A related question concerns what Canada’s relative decline should imply for its wider foreign policy. Simply put, although the challenges facing multilateralism may offer Canada the opportunity to contribute to certain technical fixes such as on trade and climate change, the conditions for Ottawa to play the same international role that it did over previous decades largely no longer exist. In fact, the political risks that any Canadian government would face in launching another bid for a UN Security Council seat after two consecutive defeats aside, Canada’s path to winning such a seat may now be exceedingly narrow in a world of regional blocs, irrespective of Ottawa’s reduced international profile.
Canada effectively faces two choices: (1) undertake a sustained and concerted effort to reverse its international marginalization or (2) adjust its core foreign policy aims and public discourse to the new reality. Both options are strategically coherent and would embody an attempt to set the terms of Canada’s international existence – getting more serious about foreign policy does not necessarily need to imply increasing the size of Canada’s international footprint. But this is a choice which should be articulated explicitly, avoiding jargonistic and vague expressions – such as Canada’s supposed “role in the world”, “who we are”, or the need for Canadian “leadership” – in which both rising and established powers across the globe have little interest.

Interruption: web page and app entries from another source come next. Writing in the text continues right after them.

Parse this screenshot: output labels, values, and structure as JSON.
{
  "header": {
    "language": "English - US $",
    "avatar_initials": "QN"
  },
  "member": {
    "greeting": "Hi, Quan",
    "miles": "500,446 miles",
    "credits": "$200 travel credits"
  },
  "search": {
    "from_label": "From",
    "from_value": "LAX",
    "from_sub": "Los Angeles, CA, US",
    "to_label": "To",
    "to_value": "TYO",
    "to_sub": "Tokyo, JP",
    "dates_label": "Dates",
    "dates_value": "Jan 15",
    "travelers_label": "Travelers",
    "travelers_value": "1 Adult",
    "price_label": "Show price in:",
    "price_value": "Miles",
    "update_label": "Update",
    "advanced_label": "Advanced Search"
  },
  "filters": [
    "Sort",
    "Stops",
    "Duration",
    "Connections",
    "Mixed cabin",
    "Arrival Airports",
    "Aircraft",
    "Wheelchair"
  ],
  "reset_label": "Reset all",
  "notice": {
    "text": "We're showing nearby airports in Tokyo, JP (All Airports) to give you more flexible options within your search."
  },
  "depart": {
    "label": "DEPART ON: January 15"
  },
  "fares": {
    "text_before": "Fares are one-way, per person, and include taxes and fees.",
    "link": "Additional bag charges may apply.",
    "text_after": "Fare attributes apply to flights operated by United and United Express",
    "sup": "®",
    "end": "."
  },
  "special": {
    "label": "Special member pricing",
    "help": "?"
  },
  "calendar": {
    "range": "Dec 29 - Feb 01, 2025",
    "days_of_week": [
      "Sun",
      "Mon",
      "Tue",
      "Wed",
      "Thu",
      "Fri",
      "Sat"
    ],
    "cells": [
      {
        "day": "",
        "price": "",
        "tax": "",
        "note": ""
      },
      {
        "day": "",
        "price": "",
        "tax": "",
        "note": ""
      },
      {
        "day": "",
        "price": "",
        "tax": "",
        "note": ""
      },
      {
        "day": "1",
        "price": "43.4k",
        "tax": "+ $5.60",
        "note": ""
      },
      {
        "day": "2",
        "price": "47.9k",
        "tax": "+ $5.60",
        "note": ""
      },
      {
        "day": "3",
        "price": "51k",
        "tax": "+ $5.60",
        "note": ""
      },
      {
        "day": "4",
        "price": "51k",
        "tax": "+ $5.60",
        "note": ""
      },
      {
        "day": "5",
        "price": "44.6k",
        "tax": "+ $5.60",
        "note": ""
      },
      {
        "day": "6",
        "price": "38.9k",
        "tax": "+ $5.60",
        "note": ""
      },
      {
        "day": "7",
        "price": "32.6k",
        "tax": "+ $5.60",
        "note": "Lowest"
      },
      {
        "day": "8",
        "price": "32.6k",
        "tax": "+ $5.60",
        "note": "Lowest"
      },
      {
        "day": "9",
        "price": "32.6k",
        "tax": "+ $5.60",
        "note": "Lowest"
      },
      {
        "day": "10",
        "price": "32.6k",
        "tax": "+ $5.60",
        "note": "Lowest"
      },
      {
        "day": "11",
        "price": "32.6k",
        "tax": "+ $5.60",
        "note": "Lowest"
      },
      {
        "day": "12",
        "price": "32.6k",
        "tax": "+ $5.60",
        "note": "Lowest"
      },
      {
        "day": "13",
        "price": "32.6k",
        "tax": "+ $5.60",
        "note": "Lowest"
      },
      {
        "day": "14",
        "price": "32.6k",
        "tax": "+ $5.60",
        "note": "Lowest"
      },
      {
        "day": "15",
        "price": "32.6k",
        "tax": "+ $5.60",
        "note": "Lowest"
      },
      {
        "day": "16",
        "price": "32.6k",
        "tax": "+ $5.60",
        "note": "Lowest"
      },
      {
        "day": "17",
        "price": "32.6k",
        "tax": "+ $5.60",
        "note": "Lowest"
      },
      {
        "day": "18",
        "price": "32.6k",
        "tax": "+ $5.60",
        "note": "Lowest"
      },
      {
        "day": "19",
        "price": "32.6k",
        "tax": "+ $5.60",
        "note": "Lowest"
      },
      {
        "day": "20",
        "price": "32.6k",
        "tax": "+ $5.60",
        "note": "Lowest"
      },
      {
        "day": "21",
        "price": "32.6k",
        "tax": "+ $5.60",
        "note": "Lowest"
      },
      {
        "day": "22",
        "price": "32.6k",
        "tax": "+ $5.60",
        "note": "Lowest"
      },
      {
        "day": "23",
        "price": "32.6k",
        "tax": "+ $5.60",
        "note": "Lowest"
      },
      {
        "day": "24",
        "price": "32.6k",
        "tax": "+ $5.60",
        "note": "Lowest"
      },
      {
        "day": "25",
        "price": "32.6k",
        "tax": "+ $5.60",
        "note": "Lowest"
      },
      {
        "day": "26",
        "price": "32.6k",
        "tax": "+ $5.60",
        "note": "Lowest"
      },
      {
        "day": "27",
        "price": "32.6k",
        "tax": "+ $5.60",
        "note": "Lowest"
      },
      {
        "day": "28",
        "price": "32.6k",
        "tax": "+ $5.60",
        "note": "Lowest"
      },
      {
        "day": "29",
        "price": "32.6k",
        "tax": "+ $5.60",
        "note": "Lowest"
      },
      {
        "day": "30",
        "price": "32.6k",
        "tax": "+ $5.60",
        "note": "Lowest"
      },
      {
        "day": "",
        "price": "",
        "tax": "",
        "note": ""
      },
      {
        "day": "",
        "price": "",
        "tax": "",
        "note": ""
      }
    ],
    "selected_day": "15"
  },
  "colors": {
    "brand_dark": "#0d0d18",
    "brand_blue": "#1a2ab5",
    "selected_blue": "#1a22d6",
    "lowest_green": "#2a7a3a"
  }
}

Continuing with the status quo approach, in which Ottawa pretends to remain a middle power and multilateral powerhouse despite being a secondary or even tertiary player on issues shaping the future of global order, would represent the worst of both worlds, offering Canada none of the benefits of a more targeted foreign policy. And while the latter option may be the most realistic of the two under the current circumstances, it will not be without its costs. Foreign policy has long served the purpose of furthering Canada’s perceived distinctiveness from its southern neighbour. A departure from the image of Canada as a leading middle power would mark a change not only for the country’s foreign policy but also for the identity-based discourse that it employs to foster a shared sense of national unity. A strategy for addressing the China challenge can be effective only if it is nested within a broader understanding of the purpose of Canadian foreign policy. Rather than asking how Canada can save the rules-based international order from the threats facing it, which is an inherently reactive exercise, a more urgent and fundamental task is to identify – and, if necessary, reconceive – the scope of Canada’s national interests in a changed (and still changing) world.
Dr. Zachary Paikin (@zpaikin) is a Nonresident Research Fellow at the Institute for Peace & Diplomacy where he directs the Institute’s China Strategy Project, as well as a researcher at the Centre for European Policy Studies in Brussels. He is also a Senior Visiting Fellow at the Global Policy Institute in London, UK.